Super owns the T-Series brand of music cassettes and ranks among the largest holders of copyrighted audio-vis-ual, sound recording and musical work in India. It has also granted a voluntary licence to various FM radio channels such as Music Broadcast Pvt. Ltd’s Radio City and the government-run All India Radio to broadcast its music.
Super is not a member of Phonographic, which is a copyright society that collects royalties on behalf of the music industry. Phonographic’s members include Universal, Tips , Venus, Virgin and Sony Music(India).
In April 2002, Super served a legal notice asking Radio Mirchi’s parent Entertainment Networks (India) Ltd (Enil), a majority-owned subsidary of Bennett, Coleman and Co. Ltd, to desist from broadcasting its sound recordings without a valid licence or payment of royalty, and claimed damages of Rs50 lakh. HT Media Ltd, which publishes Mint, also runs Fever 104 that competes with Radio Mirchi.
Enil maintained during the proceedings that it was under the belief that the copyrighted music owned by Super was part of Phonographic. Enil had been paying Phonographic a royalty at the rate of Rs400 per needle hour since 2001.
In 2003, Enil filed an application before the Copyright Board in New Delhi and succeeded in gaining a compulsory licence for copyrighted music owned by Super as per the 1957 copyright Act.
A compulsory licence is an exception to copyright law and forces a copyright holder to let others use the work, usually on payment of a royalty or fee.
Super then challenged the move before the Delhi high court, which, in turn, asked the Copyright Board to take up the issue and asked Enil to file an undertaking that it would not broadcast sound recordings belonging to Super.
Aggrieved by this, Enil approached the apex court in 2005 with a verdict of the Bombay high court. While the Delhi high court decision dealt with the grant of a compulsory licence of copyrighted work owned by Super, the Bombay high court verdict related to a compulsory licence sought by Enil and other radio stations with regard to copyrighted sound recordings owned Phonographic members.
Unlike the Delhi court decision, the Bombay court permitted the grant of a compulsory licence to Enil and others with regard to copyrighted music owned by members of Phonographic on payment of a reasonable sum.

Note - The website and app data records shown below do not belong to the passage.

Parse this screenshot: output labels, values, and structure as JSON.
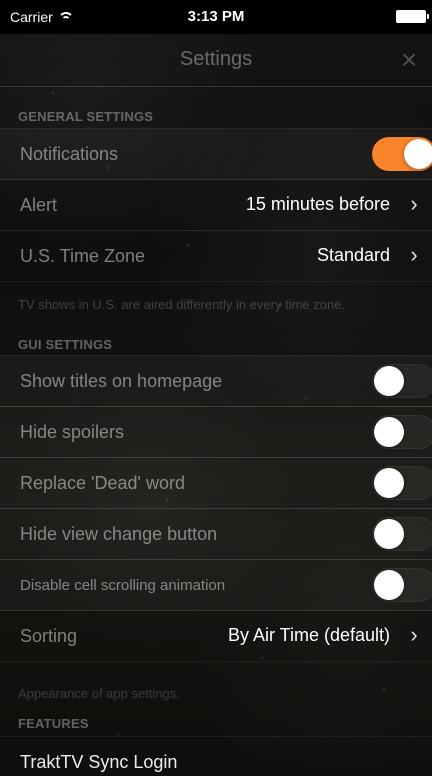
{
  "status_bar": {
    "carrier": "Carrier",
    "wifi_icon": "wifi-icon",
    "time": "3:13 PM",
    "battery_icon": "battery-icon"
  },
  "nav": {
    "title": "Settings",
    "close_icon": "close-icon",
    "close_glyph": "×"
  },
  "general_settings": {
    "header": "GENERAL SETTINGS",
    "notifications": {
      "label": "Notifications",
      "toggle": true,
      "toggle_color": "#f7842b"
    },
    "alert": {
      "label": "Alert",
      "value": "15 minutes before"
    },
    "time_zone": {
      "label": "U.S. Time Zone",
      "value": "Standard"
    },
    "footer": "TV shows in U.S. are aired differently in every time zone."
  },
  "gui_settings": {
    "header": "GUI SETTINGS",
    "items": [
      {
        "label": "Show titles on homepage",
        "toggle": false
      },
      {
        "label": "Hide spoilers",
        "toggle": false
      },
      {
        "label": "Replace 'Dead' word",
        "toggle": false
      },
      {
        "label": "Hide view change button",
        "toggle": false
      },
      {
        "label": "Disable cell scrolling animation",
        "toggle": false
      }
    ],
    "sorting": {
      "label": "Sorting",
      "value": "By Air Time (default)"
    },
    "footer": "Appearance of app settings."
  },
  "features": {
    "header": "FEATURES",
    "items": [
      {
        "label": "TraktTV Sync Login"
      }
    ]
  },
  "colors": {
    "accent": "#f7842b",
    "background": "#0e0d0b"
  }
}
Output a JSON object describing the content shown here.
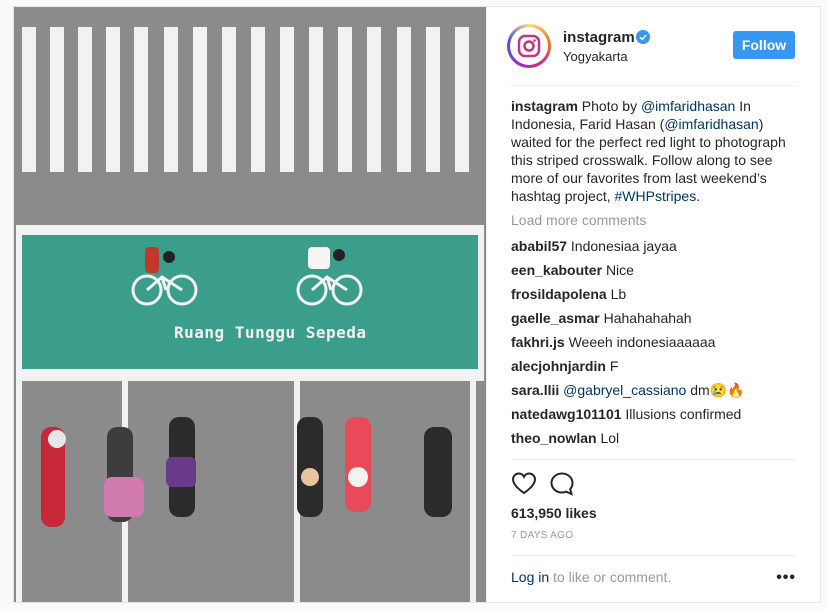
{
  "header": {
    "username": "instagram",
    "location": "Yogyakarta",
    "follow_label": "Follow"
  },
  "caption": {
    "username": "instagram",
    "text_1": " Photo by ",
    "mention_1": "@imfaridhasan",
    "text_2": " In Indonesia, Farid Hasan (",
    "mention_2": "@imfaridhasan",
    "text_3": ") waited for the perfect red light to photograph this striped crosswalk. Follow along to see more of our favorites from last weekend’s hashtag project, ",
    "hashtag": "#WHPstripes",
    "text_4": "."
  },
  "load_more": "Load more comments",
  "comments": [
    {
      "user": "ababil57",
      "text": "Indonesiaa jayaa"
    },
    {
      "user": "een_kabouter",
      "text": "Nice"
    },
    {
      "user": "frosildapolena",
      "text": "Lb"
    },
    {
      "user": "gaelle_asmar",
      "text": "Hahahahahah"
    },
    {
      "user": "fakhri.js",
      "text": "Weeeh indonesiaaaaaa"
    },
    {
      "user": "alecjohnjardin",
      "text": "F"
    },
    {
      "user": "sara.llii",
      "mention": "@gabryel_cassiano",
      "text": "dm😢🔥"
    },
    {
      "user": "natedawg101101",
      "text": "Illusions confirmed"
    },
    {
      "user": "theo_nowlan",
      "text": "Lol"
    }
  ],
  "likes": "613,950 likes",
  "date": "7 DAYS AGO",
  "login": {
    "link": "Log in",
    "rest": " to like or comment."
  },
  "more_options": "•••",
  "photo": {
    "road_text": "Ruang Tunggu Sepeda",
    "colors": {
      "asphalt": "#8b8b8b",
      "bike_box": "#3a9e8a",
      "stripe": "#ffffff"
    }
  },
  "icons": [
    "heart-icon",
    "comment-icon",
    "verified-badge-icon",
    "instagram-logo-icon"
  ],
  "accent_color": "#3897f0"
}
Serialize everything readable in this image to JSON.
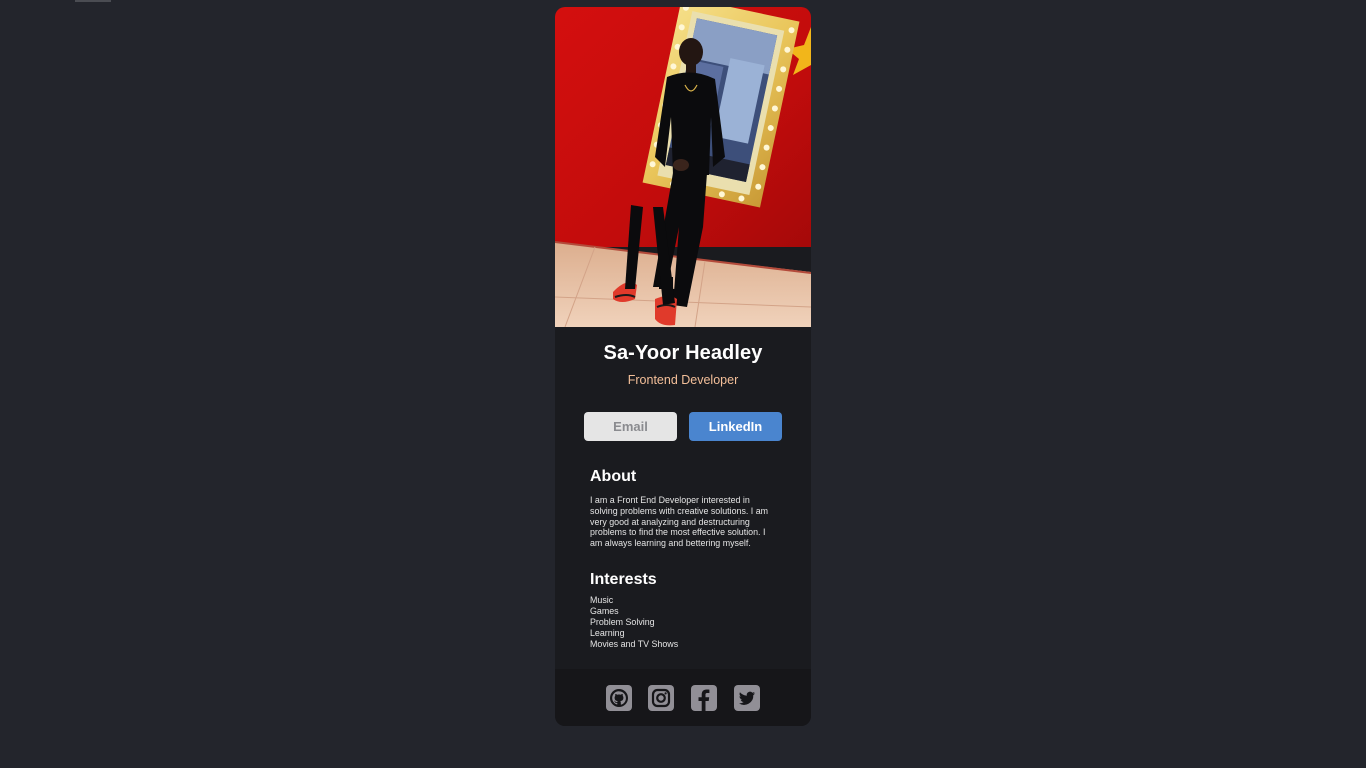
{
  "profile": {
    "name": "Sa-Yoor Headley",
    "role": "Frontend Developer"
  },
  "buttons": {
    "email_label": "Email",
    "linkedin_label": "LinkedIn"
  },
  "about": {
    "title": "About",
    "text": "I am a Front End Developer interested in solving problems with creative solutions. I am very good at analyzing and destructuring problems to find the most effective solution. I am always learning and bettering myself."
  },
  "interests": {
    "title": "Interests",
    "items": [
      "Music",
      "Games",
      "Problem Solving",
      "Learning",
      "Movies and TV Shows"
    ]
  },
  "social": {
    "icons": [
      "github-icon",
      "instagram-icon",
      "facebook-icon",
      "twitter-icon"
    ]
  },
  "colors": {
    "page_background": "#23252c",
    "card_background": "#1a1b1f",
    "footer_background": "#161619",
    "accent": "#f3bf99",
    "linkedin_blue": "#4a85cf",
    "email_button": "#e5e5e5",
    "icon_color": "#918f96"
  }
}
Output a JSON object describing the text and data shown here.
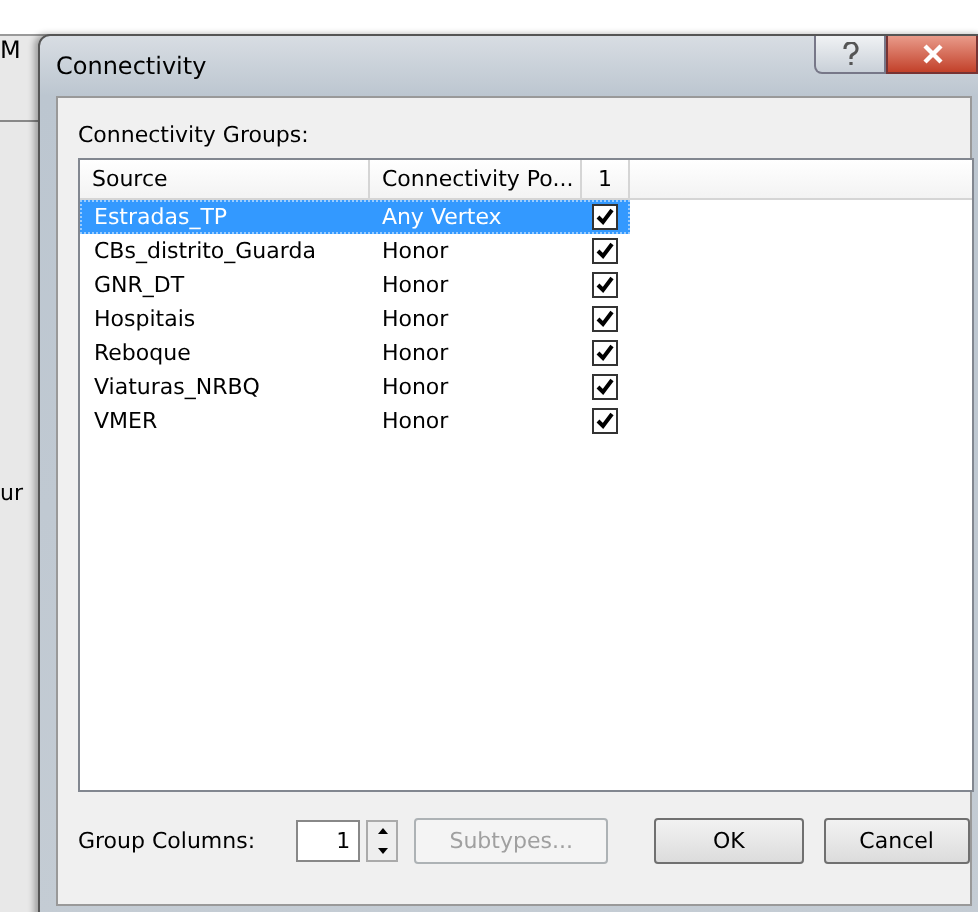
{
  "background_window": {
    "title": "M",
    "side_text": "ur"
  },
  "window": {
    "title": "Connectivity"
  },
  "groups_label": "Connectivity Groups:",
  "table": {
    "columns": [
      "Source",
      "Connectivity Po...",
      "1"
    ],
    "rows": [
      {
        "source": "Estradas_TP",
        "policy": "Any Vertex",
        "checked": true,
        "selected": true
      },
      {
        "source": "CBs_distrito_Guarda",
        "policy": "Honor",
        "checked": true,
        "selected": false
      },
      {
        "source": "GNR_DT",
        "policy": "Honor",
        "checked": true,
        "selected": false
      },
      {
        "source": "Hospitais",
        "policy": "Honor",
        "checked": true,
        "selected": false
      },
      {
        "source": "Reboque",
        "policy": "Honor",
        "checked": true,
        "selected": false
      },
      {
        "source": "Viaturas_NRBQ",
        "policy": "Honor",
        "checked": true,
        "selected": false
      },
      {
        "source": "VMER",
        "policy": "Honor",
        "checked": true,
        "selected": false
      }
    ]
  },
  "group_columns": {
    "label": "Group Columns:",
    "value": "1"
  },
  "buttons": [
    {
      "label": "Subtypes...",
      "disabled": true
    },
    {
      "label": "OK",
      "disabled": false
    },
    {
      "label": "Cancel",
      "disabled": false
    }
  ]
}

In May, the apex court ruled that the Copyright Board had the jurisdiction to entertain complaints against copyright owners by individuals seeking compulsory licences. This, in effect, allows Enil to approach the Copyright Board for a compulsory licence.
According to Saikrishna Rajagopal, partner at law firm Saikrishna and Associates, Section 31 of the Copyright Act of 1957 envisages two situations that allow a party to approach the Copyright Board of a compulsory licence.
First, he says, is where the copyright owner withholds work from the public by not exploiting the copyright and also disallowing others to do so. Second, where the copyright owner has refused another from publishing or broadcasting the material on terms that the applicant for a compulsory licence considers unreasonable.
The apex court’s May judgement “has the potential of making an exclusive licence granted...meaningless, since it would be open for other potential users of music to approach the Copyright Board seeking a compulsory licence (at substantially lower royalty) for the same music covered under the exclusive licence,” says Rajagopal.